  1. Vulnerable Activities

UN reports indicate that arms manufacturing is one of those business sectors in which corruption is highly prevalent and money is being handled illegally. Customers or payment recipients who engage in high-risk industries, like the arms manufacturing industry, pose more AML risk and, therefore, more due diligence is required. Financial institutions must understand the roles of customers in the respective sectors. High-risk sectors prevent engaging in schemes that are considered illegal.

  1. Suspicious Activity

Transaction patterns, like frequent small transfers under-reporting limits, or moving funds quickly through many accounts, could be red flags associated with trying to avoid scrutiny. Financial institutions are obligated to ask questions about any behaviour that seems to camouflage the origin of money or activities. Some deceptive practices, such as structuring, are even illegal. Reporting questionable activity helps national authorities address concealed money laundering.

Detect Suspicious Activity Using Customer Risk Factors

Careful monitoring of customer  AML risk indicators is crucial for financial institutions to comply with anti money laundering regulations and protect the integrity of the global financial system. The nine key risk indicators discussed provide a framework for identifying suspicious activity during both the customer onboarding stage and ongoing account monitoring. 

While no single indicator confirms illegal activity is occurring, understanding factors like geographical location, wealth inconsistencies, complex ownership structures, and unusual transaction patterns can help compliance teams focus their limited resources on high-risk customers. Are you tired of problems? Our experts are here to help you. Click now for quick answers.

Syed Qasim

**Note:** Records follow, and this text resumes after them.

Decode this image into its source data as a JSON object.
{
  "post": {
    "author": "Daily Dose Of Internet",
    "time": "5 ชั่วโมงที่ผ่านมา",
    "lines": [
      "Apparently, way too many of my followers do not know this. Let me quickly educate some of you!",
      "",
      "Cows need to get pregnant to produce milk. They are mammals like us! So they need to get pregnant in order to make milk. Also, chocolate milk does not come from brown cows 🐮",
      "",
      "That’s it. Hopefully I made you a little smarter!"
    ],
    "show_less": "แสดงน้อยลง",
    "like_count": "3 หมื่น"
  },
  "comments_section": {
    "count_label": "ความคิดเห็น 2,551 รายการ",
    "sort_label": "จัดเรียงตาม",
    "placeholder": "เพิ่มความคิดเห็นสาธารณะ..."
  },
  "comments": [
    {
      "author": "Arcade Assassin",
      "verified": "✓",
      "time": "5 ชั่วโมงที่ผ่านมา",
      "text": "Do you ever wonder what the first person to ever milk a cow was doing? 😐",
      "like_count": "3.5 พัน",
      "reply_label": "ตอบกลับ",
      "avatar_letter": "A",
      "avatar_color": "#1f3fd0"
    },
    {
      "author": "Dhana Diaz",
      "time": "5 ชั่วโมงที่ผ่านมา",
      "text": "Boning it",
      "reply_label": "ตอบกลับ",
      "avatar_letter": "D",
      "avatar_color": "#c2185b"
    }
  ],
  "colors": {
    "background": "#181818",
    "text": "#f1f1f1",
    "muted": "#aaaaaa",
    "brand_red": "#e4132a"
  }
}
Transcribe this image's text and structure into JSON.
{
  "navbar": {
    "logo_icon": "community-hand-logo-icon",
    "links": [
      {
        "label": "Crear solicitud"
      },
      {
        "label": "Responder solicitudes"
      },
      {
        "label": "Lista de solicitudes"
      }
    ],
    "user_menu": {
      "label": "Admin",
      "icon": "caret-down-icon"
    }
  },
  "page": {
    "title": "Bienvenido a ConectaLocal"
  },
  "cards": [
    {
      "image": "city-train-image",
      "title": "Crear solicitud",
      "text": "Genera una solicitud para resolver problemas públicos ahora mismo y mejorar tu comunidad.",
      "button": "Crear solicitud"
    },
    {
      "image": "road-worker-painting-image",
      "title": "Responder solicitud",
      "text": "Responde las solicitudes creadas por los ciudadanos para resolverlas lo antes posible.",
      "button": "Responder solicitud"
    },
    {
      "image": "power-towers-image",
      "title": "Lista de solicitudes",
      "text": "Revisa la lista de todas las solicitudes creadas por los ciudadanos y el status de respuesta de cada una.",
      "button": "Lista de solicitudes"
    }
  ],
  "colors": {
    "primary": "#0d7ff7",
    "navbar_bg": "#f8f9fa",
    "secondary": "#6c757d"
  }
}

Syed Qasim ( CEO IQ Newswire ) Is a highly experienced SEO expert with over three years of experience. He is working as a contributor on many reputable blog sites, including MoralStory.org, NyBreaking.com, Stephilareine.com, Theinscribermag.com